NORAD's Santa Tracker is a popular Christmas tradition which helps children all over the world track Santa Claus as he makes his rounds delivering presents.
The origin of NORAD's Santa Tracker dates way back to the 1950's and presents quite a sweet, innocent story of how it all began.
However, according to a Paleofuture report, the real story paints a slightly different picture.
First, let's check out the popular version of the origin story: (via Paleofuture)
On Christmas Eve 1955, a young boy in Colorado Springs dialed a Sears-sponsored hotline that let kids talk with Santa Claus. But instead of reaching Santa, he was connected to the red phone at CONAD, the military command center charged with patrolling the skies for any nuclear missiles coming from the Soviet Union. Apparently, the local newspaper had mistakenly printed the wrong number.
At first the man in charge in Colorado Springs, Colonel Harry Shoup, thought the child caller was a joke. But eventually he realized what had happened and played along in good spirits, telling his men to field calls all night from kids trying to reach Santa. And so a CONAD tradition (now kept alive by NORAD, known Santa-trackers) was born.
Nice, sweet story, right? Well, reportedly, it's not entirely true. Some parts of the 'wrong phone number myth' are accurate, but the origin tale has changed with each generation over the past six decades.

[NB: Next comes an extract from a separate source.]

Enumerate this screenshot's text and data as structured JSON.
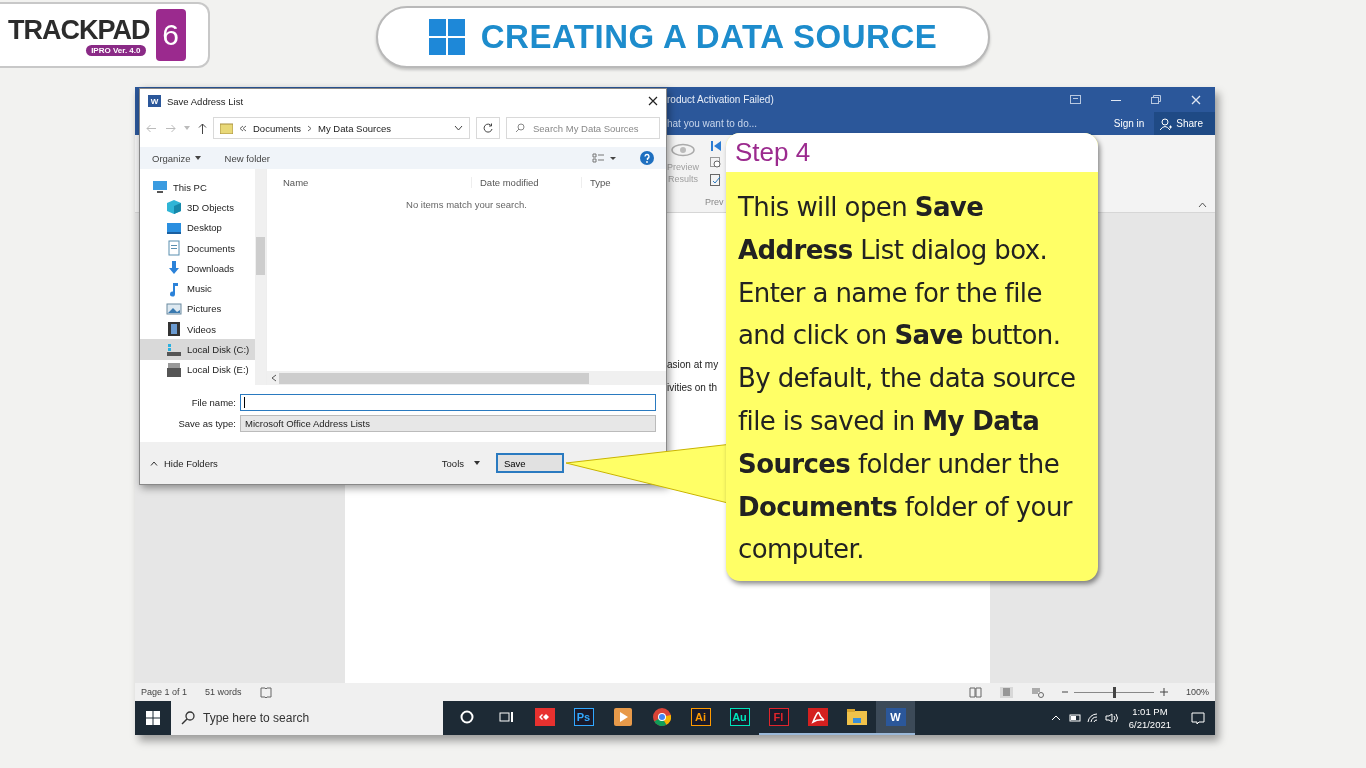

Here's how the alleged real version plays out:
Yes, Colonel Shoup got a call at CONAD that turned out to be a wrong number. But it wasn't on Christmas Eve and there was no misprint in the newspaper, even though Snopes claims there was. It was just some kid who happened to get his numbers mixed up. And as for Colonel Shoup's response? It was a lot more rough and cynical, considering the Christmas season:
"There may be a guy called Santa Claus at the North Pole, but he's not the one I worry about coming from that direction," he said, as published in the December 1, 1955 Pasadena Independent newspaper.
This mistaken call was seen as a boon by the US military and helped in planting the seed of a Santa idea.
The phone call actually happened on November 30, 1955 but that coming Christmas Eve, the military embraced this idea of Santa being protected by American forces.
"In a way, Santa was enlisted as a character that would help fight the good fight against non-believers," states the report.
This turned out to be quite a smart move by the US military to improve/ soften their image in the eyes of the general public. When American kids asked their parents what NORAD was, the response they got was, "those are the people who help Santa."
NORAD's Santa tracker programme is one of the most successful military PR campaigns of the last century and has set an example of how to run a Christmas-themed PR campaign. And it's still going strong.